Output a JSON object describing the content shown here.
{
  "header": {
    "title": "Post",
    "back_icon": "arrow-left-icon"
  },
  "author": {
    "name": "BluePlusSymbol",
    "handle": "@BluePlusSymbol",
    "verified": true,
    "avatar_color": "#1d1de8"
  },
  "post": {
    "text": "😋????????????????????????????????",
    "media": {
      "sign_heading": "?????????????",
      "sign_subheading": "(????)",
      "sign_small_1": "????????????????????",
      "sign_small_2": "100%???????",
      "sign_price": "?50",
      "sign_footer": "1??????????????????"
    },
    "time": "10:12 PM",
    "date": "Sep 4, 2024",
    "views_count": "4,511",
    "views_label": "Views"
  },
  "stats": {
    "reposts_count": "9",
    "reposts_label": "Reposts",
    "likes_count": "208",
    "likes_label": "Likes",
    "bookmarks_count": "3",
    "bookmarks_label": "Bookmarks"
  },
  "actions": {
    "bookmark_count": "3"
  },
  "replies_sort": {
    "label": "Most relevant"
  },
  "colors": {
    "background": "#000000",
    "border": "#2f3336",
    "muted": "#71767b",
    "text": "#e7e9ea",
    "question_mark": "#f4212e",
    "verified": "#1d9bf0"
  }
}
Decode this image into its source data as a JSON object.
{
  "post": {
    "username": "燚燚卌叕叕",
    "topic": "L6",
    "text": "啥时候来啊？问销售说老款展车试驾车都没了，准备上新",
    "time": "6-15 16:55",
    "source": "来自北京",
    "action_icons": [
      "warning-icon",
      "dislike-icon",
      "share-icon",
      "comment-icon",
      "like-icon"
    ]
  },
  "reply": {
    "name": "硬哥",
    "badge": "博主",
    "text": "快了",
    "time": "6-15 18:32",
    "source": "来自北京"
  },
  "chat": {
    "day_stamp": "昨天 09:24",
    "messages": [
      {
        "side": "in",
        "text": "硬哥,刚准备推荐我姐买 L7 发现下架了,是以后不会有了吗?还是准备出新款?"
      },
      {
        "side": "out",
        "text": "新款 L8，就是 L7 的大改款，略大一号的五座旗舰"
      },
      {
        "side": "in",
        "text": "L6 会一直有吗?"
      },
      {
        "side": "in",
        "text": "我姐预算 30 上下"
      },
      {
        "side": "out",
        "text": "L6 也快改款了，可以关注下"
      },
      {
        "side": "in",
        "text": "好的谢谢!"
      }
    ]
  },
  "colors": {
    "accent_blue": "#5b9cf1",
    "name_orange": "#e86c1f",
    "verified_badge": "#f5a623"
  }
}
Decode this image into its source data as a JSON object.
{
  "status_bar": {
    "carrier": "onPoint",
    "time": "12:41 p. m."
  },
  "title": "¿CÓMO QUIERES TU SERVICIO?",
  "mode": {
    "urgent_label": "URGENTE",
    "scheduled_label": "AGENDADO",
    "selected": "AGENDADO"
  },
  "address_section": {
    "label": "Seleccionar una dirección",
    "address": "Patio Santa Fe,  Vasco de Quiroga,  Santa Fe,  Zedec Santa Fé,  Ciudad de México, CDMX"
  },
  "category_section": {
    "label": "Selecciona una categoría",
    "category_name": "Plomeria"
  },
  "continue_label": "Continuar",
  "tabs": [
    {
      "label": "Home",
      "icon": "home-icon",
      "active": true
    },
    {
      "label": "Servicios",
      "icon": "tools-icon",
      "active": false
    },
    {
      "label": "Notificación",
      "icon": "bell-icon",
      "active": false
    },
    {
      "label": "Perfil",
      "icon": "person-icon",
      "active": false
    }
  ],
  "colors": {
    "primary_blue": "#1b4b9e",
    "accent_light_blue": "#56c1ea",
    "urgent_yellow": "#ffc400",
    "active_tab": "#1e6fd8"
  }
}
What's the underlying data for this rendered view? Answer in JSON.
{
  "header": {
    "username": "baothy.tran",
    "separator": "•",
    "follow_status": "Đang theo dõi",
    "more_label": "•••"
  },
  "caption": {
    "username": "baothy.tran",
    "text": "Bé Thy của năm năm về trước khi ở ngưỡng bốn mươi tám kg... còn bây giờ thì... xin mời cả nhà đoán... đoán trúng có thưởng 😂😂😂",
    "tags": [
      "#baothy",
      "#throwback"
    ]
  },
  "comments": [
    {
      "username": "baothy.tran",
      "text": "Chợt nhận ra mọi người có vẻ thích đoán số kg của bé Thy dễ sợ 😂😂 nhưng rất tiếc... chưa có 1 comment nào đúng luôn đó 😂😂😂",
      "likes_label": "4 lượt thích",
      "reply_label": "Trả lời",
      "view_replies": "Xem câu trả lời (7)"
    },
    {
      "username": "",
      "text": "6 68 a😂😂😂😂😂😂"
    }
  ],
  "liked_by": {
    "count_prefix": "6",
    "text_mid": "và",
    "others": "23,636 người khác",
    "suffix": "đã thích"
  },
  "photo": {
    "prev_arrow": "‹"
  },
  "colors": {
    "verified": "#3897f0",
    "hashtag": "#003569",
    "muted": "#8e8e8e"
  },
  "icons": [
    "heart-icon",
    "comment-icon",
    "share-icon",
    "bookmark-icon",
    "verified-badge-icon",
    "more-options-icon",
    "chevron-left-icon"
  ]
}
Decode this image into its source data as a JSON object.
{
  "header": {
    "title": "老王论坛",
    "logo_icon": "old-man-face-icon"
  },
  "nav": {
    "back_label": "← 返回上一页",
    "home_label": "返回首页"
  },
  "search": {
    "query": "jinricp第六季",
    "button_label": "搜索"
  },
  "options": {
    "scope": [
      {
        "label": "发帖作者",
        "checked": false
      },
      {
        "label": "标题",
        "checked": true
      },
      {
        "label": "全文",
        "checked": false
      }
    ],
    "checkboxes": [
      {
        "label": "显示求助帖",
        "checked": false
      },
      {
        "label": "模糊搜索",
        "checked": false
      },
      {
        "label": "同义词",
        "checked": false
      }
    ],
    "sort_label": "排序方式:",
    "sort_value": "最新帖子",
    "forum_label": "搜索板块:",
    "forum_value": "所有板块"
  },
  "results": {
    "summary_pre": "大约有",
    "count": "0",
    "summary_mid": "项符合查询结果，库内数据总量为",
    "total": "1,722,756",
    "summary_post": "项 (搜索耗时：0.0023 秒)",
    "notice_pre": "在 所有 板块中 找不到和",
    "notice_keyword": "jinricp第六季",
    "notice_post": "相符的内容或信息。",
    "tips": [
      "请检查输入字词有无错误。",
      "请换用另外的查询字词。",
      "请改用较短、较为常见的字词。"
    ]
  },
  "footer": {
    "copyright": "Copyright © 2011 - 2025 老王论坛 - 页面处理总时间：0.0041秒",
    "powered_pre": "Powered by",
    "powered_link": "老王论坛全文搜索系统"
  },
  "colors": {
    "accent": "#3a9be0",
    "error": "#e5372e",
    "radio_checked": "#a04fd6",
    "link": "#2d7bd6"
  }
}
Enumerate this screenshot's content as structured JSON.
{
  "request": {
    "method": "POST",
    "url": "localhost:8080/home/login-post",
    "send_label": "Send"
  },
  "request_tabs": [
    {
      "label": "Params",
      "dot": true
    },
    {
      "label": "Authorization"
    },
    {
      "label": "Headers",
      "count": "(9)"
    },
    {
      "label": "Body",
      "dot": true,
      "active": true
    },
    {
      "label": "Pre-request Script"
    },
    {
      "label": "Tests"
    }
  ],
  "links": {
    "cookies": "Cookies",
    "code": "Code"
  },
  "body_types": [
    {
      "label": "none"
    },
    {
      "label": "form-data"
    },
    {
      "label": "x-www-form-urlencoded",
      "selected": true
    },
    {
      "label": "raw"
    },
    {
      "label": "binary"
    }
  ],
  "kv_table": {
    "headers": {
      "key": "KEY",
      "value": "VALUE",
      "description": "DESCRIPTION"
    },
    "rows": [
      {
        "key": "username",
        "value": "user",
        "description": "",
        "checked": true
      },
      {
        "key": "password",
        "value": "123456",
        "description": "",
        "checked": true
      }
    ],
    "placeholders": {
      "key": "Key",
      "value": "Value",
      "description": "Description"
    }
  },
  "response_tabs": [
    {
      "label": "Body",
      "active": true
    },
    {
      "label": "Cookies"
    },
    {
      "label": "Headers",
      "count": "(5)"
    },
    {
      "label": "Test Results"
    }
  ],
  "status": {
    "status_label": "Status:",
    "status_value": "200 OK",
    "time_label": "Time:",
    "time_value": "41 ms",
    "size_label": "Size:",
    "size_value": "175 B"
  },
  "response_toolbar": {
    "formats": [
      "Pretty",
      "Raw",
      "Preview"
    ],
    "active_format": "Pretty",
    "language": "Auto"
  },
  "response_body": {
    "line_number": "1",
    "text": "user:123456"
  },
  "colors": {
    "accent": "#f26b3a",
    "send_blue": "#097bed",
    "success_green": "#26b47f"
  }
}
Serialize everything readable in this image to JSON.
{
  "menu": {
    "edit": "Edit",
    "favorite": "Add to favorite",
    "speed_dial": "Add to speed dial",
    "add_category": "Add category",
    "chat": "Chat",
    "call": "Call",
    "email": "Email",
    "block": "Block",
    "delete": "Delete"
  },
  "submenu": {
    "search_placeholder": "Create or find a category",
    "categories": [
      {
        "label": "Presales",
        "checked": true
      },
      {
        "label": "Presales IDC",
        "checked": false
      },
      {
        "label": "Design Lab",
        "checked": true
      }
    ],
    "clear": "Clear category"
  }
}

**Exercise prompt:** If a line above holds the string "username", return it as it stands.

**Exercise result:**
    "username": "燚燚卌叕叕",
    "username": "baothy.tran",
    "username": "baothy.tran",
      "username": "baothy.tran",
      "username": "",
        "key": "username",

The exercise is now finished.